When to Fertilize
The exact timing to fertilize varies based on weather conditions and climate zone; however, the final fertilizer application should be done sometime in November in most regions. This is the point when the grass has stopped growing or has slowed down to the point of not needing to be mowed. If fertilizer is applied too early while grass or garden plants are vigorously growing, it can invite winter injury and snow mold the following spring. However, do not wait until the ground freezes or apply fertilizer over snow or ice.
How Much Fertilizer to Apply
Nitrogen is the most important nutrient for a fall fertilizer. A recommended dose for lawns is 1 pound of soluble nitrogen for every 1000 square feet or 1 1/2 to 2 pounds of slow-release nitrogen for every 1,000 square feet.
Choosing the Right Mixture
A complete fertilizer with a high ratio of both nitrogen and potassium (K) is essential for enhanced rooting, cold hardiness, disease resistance, and wear tolerance. An ideal fall fertilizer blend has a nitrogen to phosphorus to potassium (N:P:K) ratio of 24-4-12 with isobutylidene diurea (IBDU). In this formulation, a small amount of nitrogen is immediately available to the plant, while the rest is in slow-release form, allowing it to slowly break down and provide an extended feeding to the grass. Be wary of applying a fertilizer with too much phosphorus (P), as the run-off can damage to rivers and streams.

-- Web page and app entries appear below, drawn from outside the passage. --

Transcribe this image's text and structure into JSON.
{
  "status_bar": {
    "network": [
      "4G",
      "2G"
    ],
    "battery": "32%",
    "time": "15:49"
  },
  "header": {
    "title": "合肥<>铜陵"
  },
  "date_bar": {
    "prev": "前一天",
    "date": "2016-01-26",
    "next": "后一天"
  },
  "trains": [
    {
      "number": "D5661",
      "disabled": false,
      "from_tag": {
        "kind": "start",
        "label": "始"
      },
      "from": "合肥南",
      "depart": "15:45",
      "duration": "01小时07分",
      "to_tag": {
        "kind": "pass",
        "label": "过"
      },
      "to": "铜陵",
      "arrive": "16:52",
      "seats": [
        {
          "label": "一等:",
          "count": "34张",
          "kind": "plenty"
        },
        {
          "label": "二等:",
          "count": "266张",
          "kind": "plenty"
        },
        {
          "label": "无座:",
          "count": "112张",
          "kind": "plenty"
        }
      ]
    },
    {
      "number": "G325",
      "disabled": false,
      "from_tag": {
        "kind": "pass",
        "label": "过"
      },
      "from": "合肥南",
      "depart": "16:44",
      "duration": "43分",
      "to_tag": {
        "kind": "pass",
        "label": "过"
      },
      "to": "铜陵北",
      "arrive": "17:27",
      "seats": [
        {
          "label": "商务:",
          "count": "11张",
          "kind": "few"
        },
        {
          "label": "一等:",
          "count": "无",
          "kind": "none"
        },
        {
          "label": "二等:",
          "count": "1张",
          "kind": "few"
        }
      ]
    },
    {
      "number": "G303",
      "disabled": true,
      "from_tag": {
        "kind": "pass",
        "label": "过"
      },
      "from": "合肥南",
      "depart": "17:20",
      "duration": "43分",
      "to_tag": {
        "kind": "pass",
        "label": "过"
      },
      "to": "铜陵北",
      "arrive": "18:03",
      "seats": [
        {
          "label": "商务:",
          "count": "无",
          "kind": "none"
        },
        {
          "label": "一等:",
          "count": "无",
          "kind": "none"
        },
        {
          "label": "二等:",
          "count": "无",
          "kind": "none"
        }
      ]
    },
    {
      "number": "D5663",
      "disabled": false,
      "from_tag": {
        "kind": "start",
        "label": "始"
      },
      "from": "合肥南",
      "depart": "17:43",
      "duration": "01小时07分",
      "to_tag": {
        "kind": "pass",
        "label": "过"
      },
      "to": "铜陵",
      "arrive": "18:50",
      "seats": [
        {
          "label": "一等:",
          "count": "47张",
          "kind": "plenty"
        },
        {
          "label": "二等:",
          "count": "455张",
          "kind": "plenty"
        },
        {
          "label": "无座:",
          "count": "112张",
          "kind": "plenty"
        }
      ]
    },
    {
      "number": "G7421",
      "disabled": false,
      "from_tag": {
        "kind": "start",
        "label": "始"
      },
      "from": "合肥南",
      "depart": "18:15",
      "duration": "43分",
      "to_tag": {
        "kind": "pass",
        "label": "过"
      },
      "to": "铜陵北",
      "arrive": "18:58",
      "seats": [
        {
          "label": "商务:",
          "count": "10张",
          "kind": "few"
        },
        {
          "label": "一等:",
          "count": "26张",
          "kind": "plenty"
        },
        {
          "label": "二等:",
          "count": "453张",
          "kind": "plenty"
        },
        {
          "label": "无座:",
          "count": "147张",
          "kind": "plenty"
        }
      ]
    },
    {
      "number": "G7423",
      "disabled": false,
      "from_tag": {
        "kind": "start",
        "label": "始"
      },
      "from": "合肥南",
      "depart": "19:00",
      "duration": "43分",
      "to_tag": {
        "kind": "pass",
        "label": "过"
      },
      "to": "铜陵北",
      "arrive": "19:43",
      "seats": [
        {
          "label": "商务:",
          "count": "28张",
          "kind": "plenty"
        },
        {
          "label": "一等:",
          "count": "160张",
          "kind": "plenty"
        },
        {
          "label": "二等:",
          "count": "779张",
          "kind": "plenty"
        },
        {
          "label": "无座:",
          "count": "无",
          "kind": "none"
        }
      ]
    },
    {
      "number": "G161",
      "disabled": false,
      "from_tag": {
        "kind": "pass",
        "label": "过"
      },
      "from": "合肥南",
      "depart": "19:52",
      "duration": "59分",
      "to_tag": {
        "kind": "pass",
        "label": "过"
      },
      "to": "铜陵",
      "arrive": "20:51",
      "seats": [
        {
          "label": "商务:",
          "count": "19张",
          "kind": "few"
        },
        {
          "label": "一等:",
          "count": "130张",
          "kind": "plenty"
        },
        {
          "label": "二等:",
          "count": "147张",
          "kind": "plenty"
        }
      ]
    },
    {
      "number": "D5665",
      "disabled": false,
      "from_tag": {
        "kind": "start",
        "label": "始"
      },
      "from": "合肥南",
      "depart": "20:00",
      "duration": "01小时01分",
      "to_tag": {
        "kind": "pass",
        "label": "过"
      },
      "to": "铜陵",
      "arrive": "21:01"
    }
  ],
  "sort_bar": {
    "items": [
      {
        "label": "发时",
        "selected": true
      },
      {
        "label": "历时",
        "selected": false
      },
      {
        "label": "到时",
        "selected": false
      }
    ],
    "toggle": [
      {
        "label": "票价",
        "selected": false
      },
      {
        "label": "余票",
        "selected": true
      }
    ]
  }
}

For flower and vegetable gardens, a mild fertilizer feeding in the fall will replenish the soil and prepare it for a quicker green-up when planting begins the following spring. Gardens do better with this approach than with a heavy dose of fertilizer in the early spring.
It's possible to over-fertilize your yard and garden. Too much nitrogen can be as damaging to plants as too little, and using natural sources of nutrients, such as compost on the garden or mulching lawn clippings rather than bagging them, can replace some of the traditional chemical fertilizer applications. One late- to mid-summer feeding of a lawn, followed by a light fall feeding, produces a better lawn than the old recommendation for three or four major feedings for each growing season, as championed by fertilizer manufacturers.
Flower or vegetable gardens similarly can thrive with fewer fertilizer applications than once believed, especially if they are properly amended with compost and other natural organic materials. Most gardens do well with one feeding shortly after planting and one as the growing season concludes. However, plants that produce large quantities of vegetables or large, plentiful flowers may need more.
Manuel, John. Nutrient Pollution: A Persistent Threat To Waterways. Environmental Health Perspectives, 122,11,A304-9, 2014, doi:10.1289/ehp.122-A304
Too Much Fertilizer Is Not A Good Thing! North Carolina State University Cooperative Extension.